The answer should be each line of the records that contains the word "Number"; please copy them all.

[Stored items]
──────────────────────────────
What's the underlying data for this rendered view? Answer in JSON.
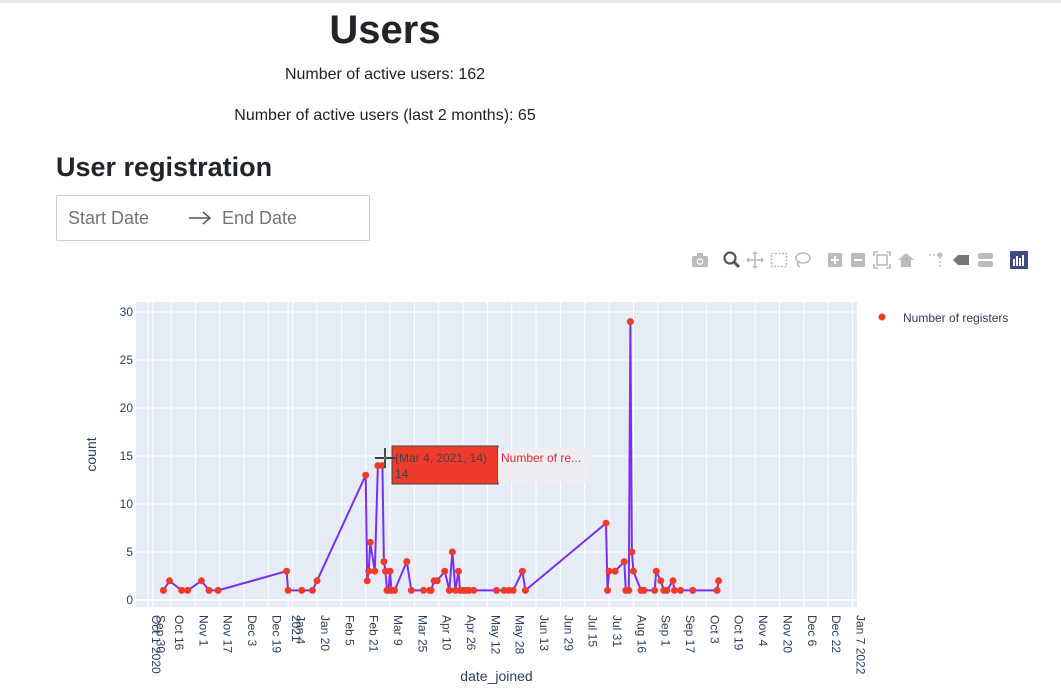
{
  "page": {
    "title": "Users",
    "active_users_text": "Number of active users: 162",
    "active_users_recent_text": "Number of active users (last 2 months): 65",
    "section_title": "User registration"
  },
  "date_range": {
    "start_placeholder": "Start Date",
    "end_placeholder": "End Date"
  },
  "modebar": {
    "buttons": [
      "camera-icon",
      "zoom-icon",
      "pan-icon",
      "box-select-icon",
      "lasso-select-icon",
      "zoom-in-icon",
      "zoom-out-icon",
      "autoscale-icon",
      "reset-axes-icon",
      "spike-lines-icon",
      "hover-closest-icon",
      "hover-compare-icon",
      "plotly-logo-icon"
    ]
  },
  "colors": {
    "line": "#7a2ff0",
    "marker": "#ef3b2c",
    "plot_bg": "#e5ecf6",
    "hover_bg": "#ef3b2c"
  },
  "tooltip": {
    "line1": "(Mar 4, 2021, 14)",
    "line2": "14",
    "series": "Number of re..."
  },
  "chart_data": {
    "type": "line",
    "xlabel": "date_joined",
    "ylabel": "count",
    "ylim": [
      0,
      30
    ],
    "y_ticks": [
      0,
      5,
      10,
      15,
      20,
      25,
      30
    ],
    "x_range": [
      "2020-09-23",
      "2022-01-10"
    ],
    "x_tick_labels": [
      {
        "date": "2020-10-01",
        "label": "Oct 1 2020"
      },
      {
        "date": "2020-10-04",
        "label": "Sep 30"
      },
      {
        "date": "2020-10-16",
        "label": "Oct 16"
      },
      {
        "date": "2020-11-01",
        "label": "Nov 1"
      },
      {
        "date": "2020-11-17",
        "label": "Nov 17"
      },
      {
        "date": "2020-12-03",
        "label": "Dec 3"
      },
      {
        "date": "2020-12-19",
        "label": "Dec 19"
      },
      {
        "date": "2021-01-01",
        "label": "2021"
      },
      {
        "date": "2021-01-04",
        "label": "Jan 4"
      },
      {
        "date": "2021-01-20",
        "label": "Jan 20"
      },
      {
        "date": "2021-02-05",
        "label": "Feb 5"
      },
      {
        "date": "2021-02-21",
        "label": "Feb 21"
      },
      {
        "date": "2021-03-09",
        "label": "Mar 9"
      },
      {
        "date": "2021-03-25",
        "label": "Mar 25"
      },
      {
        "date": "2021-04-10",
        "label": "Apr 10"
      },
      {
        "date": "2021-04-26",
        "label": "Apr 26"
      },
      {
        "date": "2021-05-12",
        "label": "May 12"
      },
      {
        "date": "2021-05-28",
        "label": "May 28"
      },
      {
        "date": "2021-06-13",
        "label": "Jun 13"
      },
      {
        "date": "2021-06-29",
        "label": "Jun 29"
      },
      {
        "date": "2021-07-15",
        "label": "Jul 15"
      },
      {
        "date": "2021-07-31",
        "label": "Jul 31"
      },
      {
        "date": "2021-08-16",
        "label": "Aug 16"
      },
      {
        "date": "2021-09-01",
        "label": "Sep 1"
      },
      {
        "date": "2021-09-17",
        "label": "Sep 17"
      },
      {
        "date": "2021-10-03",
        "label": "Oct 3"
      },
      {
        "date": "2021-10-19",
        "label": "Oct 19"
      },
      {
        "date": "2021-11-04",
        "label": "Nov 4"
      },
      {
        "date": "2021-11-20",
        "label": "Nov 20"
      },
      {
        "date": "2021-12-06",
        "label": "Dec 6"
      },
      {
        "date": "2021-12-22",
        "label": "Dec 22"
      },
      {
        "date": "2022-01-07",
        "label": "Jan 7 2022"
      }
    ],
    "series": [
      {
        "name": "Number of registers",
        "points": [
          [
            "2020-10-11",
            1
          ],
          [
            "2020-10-15",
            2
          ],
          [
            "2020-10-23",
            1
          ],
          [
            "2020-10-27",
            1
          ],
          [
            "2020-11-05",
            2
          ],
          [
            "2020-11-10",
            1
          ],
          [
            "2020-11-16",
            1
          ],
          [
            "2020-12-31",
            3
          ],
          [
            "2021-01-01",
            1
          ],
          [
            "2021-01-10",
            1
          ],
          [
            "2021-01-17",
            1
          ],
          [
            "2021-01-20",
            2
          ],
          [
            "2021-02-21",
            13
          ],
          [
            "2021-02-22",
            2
          ],
          [
            "2021-02-23",
            3
          ],
          [
            "2021-02-24",
            6
          ],
          [
            "2021-02-27",
            3
          ],
          [
            "2021-03-01",
            14
          ],
          [
            "2021-03-04",
            14
          ],
          [
            "2021-03-05",
            4
          ],
          [
            "2021-03-06",
            3
          ],
          [
            "2021-03-07",
            1
          ],
          [
            "2021-03-08",
            1
          ],
          [
            "2021-03-09",
            3
          ],
          [
            "2021-03-10",
            1
          ],
          [
            "2021-03-12",
            1
          ],
          [
            "2021-03-20",
            4
          ],
          [
            "2021-03-23",
            1
          ],
          [
            "2021-03-31",
            1
          ],
          [
            "2021-04-04",
            1
          ],
          [
            "2021-04-05",
            1
          ],
          [
            "2021-04-07",
            2
          ],
          [
            "2021-04-09",
            2
          ],
          [
            "2021-04-14",
            3
          ],
          [
            "2021-04-17",
            1
          ],
          [
            "2021-04-19",
            5
          ],
          [
            "2021-04-21",
            1
          ],
          [
            "2021-04-23",
            3
          ],
          [
            "2021-04-24",
            1
          ],
          [
            "2021-04-26",
            1
          ],
          [
            "2021-04-28",
            1
          ],
          [
            "2021-04-30",
            1
          ],
          [
            "2021-05-03",
            1
          ],
          [
            "2021-05-18",
            1
          ],
          [
            "2021-05-23",
            1
          ],
          [
            "2021-05-26",
            1
          ],
          [
            "2021-05-29",
            1
          ],
          [
            "2021-06-04",
            3
          ],
          [
            "2021-06-06",
            1
          ],
          [
            "2021-07-29",
            8
          ],
          [
            "2021-07-30",
            1
          ],
          [
            "2021-07-31",
            3
          ],
          [
            "2021-08-04",
            3
          ],
          [
            "2021-08-10",
            4
          ],
          [
            "2021-08-11",
            1
          ],
          [
            "2021-08-13",
            1
          ],
          [
            "2021-08-14",
            29
          ],
          [
            "2021-08-15",
            5
          ],
          [
            "2021-08-16",
            3
          ],
          [
            "2021-08-21",
            1
          ],
          [
            "2021-08-23",
            1
          ],
          [
            "2021-08-30",
            1
          ],
          [
            "2021-08-31",
            3
          ],
          [
            "2021-09-03",
            2
          ],
          [
            "2021-09-05",
            1
          ],
          [
            "2021-09-07",
            1
          ],
          [
            "2021-09-11",
            2
          ],
          [
            "2021-09-12",
            1
          ],
          [
            "2021-09-16",
            1
          ],
          [
            "2021-09-24",
            1
          ],
          [
            "2021-10-10",
            1
          ],
          [
            "2021-10-11",
            2
          ]
        ]
      }
    ],
    "legend_position": "top-right",
    "grid": true
  }
}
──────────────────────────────
- _YOUR RESPONSE_
    "active_users_text": "Number of active users: 162",
    "active_users_recent_text": "Number of active users (last 2 months): 65",
    "series": "Number of re..."
        "name": "Number of registers",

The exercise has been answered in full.